Submitted by New Jersey Truck Crash Attorney, Jeffrey Hark.
Federal transportation regulators on Tuesday cited a Walmart truck driver’s fatigue as the chief cause of a crash last year that killed the comedian James McNair and critically injured Tracy Morgan, a star of the television series “30 Rock.”
National Transportation Safety Board investigators, presenting their findings at a public hearing in Washington about the June 2014 crash on the New Jersey Turnpike, said unused seatbelts exacerbated the injuries, and criticized the training of emergency medical workers who struggled to remove Mr. Morgan and some of the other six people who were trapped inside an overturned limousine van.
In addition, the limousine had been customized, officials said, leaving the passengers without any available exits until emergency responders cut out part of a plywood panel that had been installed between the passenger compartment and the cab.
“Their single means of exiting had become inoperable in the crash,” the board chairman, Christopher Hart, said.
Even if that sliding door had worked, it was above passengers’ heads, because the van had flipped onto its side. The officials said they shuddered at what might have happened had the vehicle caught fire.
The crash left Mr. Morgan with a severe brain injury and killed Mr. McNair, 62, who was known as Jimmy Mack. Eight other people were injured when the Walmart truck — traveling 65 miles per hour in a 45 m.p.h. zone as it approached a construction area where traffic was backed up — rear-ended the van and set off a chain-reaction collision.
The truck driver, Kevin Roper, is awaiting trial in New Jersey on charges of vehicular homicide and assault by auto. Mr. Morgan settled a lawsuit against Walmart in May for an undisclosed amount. In an interview on NBC in June, Mr. Morgan said that he was not ready to return to his comedy career, and was still experiencing forgetfulness, headaches and nosebleeds.
Federal officials cast blame for the damage on a wide range of lax training and safety programs, as well as lapses in the emergency medical response. It took around 40 minutes for responders to extricate the passengers.
Medical workers initially “failed to recognize how serious the situation was and how many severely injured occupants” were in the van, Thomas Barth, a safety board investigator, said. By the time more highly trained medical workers arrived, “they were overwhelmed,” because “they didn’t have enough resources on hand,” Dr. Barth said.

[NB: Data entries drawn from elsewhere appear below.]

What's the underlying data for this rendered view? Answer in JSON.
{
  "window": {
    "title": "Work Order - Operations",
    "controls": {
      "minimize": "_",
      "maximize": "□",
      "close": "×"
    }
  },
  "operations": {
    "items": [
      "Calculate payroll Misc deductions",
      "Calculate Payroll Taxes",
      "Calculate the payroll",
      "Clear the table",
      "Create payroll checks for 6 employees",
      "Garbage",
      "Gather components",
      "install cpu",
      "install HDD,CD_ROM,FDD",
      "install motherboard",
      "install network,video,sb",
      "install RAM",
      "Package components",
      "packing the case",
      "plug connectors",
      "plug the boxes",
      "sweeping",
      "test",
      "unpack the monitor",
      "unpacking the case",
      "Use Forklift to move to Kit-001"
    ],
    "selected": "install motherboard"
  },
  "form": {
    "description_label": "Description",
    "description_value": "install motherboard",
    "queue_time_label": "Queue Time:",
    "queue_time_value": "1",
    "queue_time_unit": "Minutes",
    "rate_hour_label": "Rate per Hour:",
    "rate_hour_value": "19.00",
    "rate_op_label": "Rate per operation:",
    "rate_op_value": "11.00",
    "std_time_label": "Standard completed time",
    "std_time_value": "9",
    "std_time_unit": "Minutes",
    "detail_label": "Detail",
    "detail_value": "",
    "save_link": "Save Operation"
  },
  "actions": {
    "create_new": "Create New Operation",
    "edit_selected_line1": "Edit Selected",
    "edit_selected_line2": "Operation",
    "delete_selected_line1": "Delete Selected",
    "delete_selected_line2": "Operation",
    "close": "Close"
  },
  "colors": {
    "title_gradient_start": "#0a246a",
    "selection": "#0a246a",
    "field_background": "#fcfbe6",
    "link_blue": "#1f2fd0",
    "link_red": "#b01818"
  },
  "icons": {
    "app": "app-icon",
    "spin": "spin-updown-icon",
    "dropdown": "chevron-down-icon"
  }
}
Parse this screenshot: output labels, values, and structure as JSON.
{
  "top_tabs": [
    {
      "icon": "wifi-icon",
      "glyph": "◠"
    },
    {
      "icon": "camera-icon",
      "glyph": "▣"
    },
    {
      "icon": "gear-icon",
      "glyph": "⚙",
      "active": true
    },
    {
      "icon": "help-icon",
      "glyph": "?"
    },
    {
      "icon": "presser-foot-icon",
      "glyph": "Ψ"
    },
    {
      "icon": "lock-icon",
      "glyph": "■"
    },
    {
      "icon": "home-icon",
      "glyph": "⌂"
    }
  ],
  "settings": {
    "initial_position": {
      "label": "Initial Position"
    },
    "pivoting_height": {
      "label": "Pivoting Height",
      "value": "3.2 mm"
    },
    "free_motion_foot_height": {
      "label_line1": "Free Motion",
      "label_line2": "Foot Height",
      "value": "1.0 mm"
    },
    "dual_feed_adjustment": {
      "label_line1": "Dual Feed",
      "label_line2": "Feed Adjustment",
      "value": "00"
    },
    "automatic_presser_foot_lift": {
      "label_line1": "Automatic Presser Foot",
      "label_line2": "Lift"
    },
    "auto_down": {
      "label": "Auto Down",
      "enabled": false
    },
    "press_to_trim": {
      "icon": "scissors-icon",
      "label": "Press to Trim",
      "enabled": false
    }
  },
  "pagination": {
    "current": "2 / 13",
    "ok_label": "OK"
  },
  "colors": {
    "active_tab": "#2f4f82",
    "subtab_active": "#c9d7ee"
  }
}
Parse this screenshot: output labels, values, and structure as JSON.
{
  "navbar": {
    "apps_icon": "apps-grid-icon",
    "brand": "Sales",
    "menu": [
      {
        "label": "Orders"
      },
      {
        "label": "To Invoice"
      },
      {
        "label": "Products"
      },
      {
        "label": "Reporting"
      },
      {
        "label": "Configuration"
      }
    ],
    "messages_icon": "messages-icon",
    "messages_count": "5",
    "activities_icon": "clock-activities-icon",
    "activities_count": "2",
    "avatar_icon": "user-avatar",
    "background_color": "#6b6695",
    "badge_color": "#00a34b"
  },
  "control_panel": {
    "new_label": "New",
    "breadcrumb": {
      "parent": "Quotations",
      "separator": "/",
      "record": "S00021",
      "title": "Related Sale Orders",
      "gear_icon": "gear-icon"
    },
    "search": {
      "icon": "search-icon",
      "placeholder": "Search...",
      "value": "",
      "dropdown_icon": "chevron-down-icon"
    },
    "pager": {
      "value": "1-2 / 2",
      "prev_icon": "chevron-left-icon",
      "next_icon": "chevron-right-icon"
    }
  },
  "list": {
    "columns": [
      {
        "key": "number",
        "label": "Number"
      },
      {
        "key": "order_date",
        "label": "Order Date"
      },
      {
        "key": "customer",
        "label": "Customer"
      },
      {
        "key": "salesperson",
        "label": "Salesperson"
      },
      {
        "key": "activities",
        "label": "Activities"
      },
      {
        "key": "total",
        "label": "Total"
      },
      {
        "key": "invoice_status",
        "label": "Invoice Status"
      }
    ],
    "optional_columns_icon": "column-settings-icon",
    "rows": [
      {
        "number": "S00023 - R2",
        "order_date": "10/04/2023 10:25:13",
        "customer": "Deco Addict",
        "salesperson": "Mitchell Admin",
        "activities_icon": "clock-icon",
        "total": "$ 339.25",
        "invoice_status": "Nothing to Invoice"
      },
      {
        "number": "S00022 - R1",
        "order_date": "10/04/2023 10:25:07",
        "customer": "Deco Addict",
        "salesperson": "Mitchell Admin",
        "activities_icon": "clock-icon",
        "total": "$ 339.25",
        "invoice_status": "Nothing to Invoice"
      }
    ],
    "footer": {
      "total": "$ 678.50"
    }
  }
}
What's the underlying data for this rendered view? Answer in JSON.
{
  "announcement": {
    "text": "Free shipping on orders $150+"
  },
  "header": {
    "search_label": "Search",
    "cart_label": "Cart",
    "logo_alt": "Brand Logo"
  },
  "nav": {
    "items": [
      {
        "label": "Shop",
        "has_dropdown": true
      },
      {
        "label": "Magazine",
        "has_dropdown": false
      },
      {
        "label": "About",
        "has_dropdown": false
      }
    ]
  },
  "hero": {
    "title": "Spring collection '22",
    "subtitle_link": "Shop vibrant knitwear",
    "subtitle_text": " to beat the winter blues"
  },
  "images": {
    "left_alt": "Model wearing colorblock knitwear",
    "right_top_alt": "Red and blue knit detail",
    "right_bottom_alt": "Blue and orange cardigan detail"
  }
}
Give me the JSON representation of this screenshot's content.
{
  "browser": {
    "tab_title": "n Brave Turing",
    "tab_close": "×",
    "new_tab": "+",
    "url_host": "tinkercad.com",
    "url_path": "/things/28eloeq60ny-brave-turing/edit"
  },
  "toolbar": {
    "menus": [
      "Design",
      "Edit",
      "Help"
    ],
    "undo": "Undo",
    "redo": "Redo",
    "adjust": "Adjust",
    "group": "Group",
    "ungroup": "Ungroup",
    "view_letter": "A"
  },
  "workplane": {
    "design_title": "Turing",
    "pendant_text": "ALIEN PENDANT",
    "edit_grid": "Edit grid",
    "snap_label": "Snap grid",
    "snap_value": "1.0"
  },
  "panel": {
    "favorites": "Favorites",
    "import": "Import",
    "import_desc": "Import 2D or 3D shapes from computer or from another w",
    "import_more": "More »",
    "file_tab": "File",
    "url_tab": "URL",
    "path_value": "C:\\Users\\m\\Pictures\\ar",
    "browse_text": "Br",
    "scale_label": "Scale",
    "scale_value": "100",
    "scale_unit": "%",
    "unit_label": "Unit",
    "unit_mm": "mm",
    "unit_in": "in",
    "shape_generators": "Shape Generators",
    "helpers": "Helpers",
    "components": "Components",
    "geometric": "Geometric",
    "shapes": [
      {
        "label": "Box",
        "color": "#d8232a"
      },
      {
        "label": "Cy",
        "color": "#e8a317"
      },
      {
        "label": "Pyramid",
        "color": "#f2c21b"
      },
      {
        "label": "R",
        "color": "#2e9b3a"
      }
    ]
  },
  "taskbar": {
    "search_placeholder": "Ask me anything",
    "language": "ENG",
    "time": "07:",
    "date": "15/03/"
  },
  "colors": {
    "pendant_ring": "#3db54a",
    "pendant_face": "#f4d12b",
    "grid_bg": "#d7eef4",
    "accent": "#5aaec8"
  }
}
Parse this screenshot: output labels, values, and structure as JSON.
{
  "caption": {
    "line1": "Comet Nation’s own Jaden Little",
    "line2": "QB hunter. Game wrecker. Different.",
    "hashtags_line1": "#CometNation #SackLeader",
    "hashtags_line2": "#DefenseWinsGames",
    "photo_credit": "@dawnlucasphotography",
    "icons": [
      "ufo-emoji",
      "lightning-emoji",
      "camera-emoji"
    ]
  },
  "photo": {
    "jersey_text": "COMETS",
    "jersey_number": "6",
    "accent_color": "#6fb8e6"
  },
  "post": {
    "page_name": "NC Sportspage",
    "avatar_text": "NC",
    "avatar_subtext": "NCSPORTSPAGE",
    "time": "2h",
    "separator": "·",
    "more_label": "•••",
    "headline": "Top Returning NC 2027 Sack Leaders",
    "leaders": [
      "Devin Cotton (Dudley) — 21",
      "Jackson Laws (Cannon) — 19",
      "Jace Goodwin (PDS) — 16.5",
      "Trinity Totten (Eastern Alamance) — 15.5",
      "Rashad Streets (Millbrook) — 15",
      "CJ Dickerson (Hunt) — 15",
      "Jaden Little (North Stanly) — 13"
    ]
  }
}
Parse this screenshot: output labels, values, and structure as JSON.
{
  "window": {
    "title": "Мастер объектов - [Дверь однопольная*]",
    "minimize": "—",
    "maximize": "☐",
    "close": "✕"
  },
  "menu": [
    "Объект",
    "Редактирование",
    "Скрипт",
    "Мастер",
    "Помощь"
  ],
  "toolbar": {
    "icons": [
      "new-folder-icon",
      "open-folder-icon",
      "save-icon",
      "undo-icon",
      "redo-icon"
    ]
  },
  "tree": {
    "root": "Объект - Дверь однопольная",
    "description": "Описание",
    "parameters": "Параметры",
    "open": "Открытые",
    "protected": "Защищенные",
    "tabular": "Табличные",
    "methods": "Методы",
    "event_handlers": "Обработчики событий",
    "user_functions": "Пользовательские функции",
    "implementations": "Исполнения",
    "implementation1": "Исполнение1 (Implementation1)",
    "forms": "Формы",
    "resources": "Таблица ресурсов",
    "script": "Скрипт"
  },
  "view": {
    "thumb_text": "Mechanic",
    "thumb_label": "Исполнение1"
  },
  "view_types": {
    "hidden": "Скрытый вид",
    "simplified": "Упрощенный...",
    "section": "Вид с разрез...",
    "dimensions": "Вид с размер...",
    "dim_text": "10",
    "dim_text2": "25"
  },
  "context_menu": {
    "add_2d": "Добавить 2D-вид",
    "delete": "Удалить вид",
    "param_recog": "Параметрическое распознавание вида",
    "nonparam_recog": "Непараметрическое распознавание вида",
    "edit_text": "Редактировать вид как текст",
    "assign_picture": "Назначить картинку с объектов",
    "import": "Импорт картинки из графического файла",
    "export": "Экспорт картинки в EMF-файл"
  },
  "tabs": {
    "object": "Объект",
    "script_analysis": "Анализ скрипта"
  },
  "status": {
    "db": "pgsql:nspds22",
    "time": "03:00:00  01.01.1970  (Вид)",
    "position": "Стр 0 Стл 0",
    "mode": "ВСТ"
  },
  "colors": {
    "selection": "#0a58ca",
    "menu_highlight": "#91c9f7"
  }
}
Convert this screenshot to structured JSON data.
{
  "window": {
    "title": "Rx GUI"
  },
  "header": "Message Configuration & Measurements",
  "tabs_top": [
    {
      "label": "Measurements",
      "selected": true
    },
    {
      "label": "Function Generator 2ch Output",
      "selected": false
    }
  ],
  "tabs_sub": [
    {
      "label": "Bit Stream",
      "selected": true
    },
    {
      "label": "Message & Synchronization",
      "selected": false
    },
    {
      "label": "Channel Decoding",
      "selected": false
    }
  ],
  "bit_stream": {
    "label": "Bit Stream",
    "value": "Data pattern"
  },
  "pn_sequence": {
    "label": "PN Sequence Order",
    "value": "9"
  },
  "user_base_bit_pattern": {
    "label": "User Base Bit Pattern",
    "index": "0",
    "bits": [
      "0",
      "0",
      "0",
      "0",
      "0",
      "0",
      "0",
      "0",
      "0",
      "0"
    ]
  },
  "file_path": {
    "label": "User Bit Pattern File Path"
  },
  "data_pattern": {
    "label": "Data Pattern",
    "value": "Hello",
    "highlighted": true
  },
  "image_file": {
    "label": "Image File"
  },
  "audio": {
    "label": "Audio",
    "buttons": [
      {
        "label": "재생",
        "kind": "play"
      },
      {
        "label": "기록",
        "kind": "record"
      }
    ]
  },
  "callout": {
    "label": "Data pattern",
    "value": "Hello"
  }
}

Investigators suggested that communication problems could have been compounded because medical teams came from different jurisdictions and had different levels of experience. They suggested that New Jersey set uniform training standards for groups that provide emergency medical service on the turnpike.
Mr. Roper had been awake for more than 28 hours at the time of the crash. He had driven 800 miles overnight from his home in Georgia to a Walmart distribution center in Delaware, where he began his delivery.
Investigators questioned Mr. Roper’s decision to take on the load despite having only about an hour remaining in the period he could be on duty according to federal regulations. He did not apply the brakes until he was within 200 feet of the van.
His fatigue, the board determined, made him “slow to react.”
The board recommended that companies like Walmart develop more robust fatigue management programs to educate dispatchers, drivers and their families on the risks of sleeplessness.
Drowsy driving has plagued truck drivers for decades, but the Senate passed a bill last month that exempted some truck drivers from rules limiting their hours of service.
Senator Richard Blumenthal, Democrat of Connecticut, who has opposed efforts to loosen such restrictions, said the safety board’s findings affirmed the need for stronger regulations. In a statement on Tuesday, he criticized the Senate for passing “a transportation bill full of special interest gifts to the trucking industry.”
Mr. Blumenthal added, “Allowing more tired truckers on our roads will only lead to more accidents like the horrific accident that injured Tracy Morgan last year.”
Wearing seatbelts and properly adjusting head restraints could have kept the passengers from flailing about, investigators said. Acknowledging that passengers tend to overlook available safety equipment when they are in a social setting, the board recommended making safety briefings mandatory on such limousine vans.
The truck was equipped with a collision awareness system to alert drivers to dangers ahead, but the data did not indicate that any alerts were made.
Originally published here by the New York Times.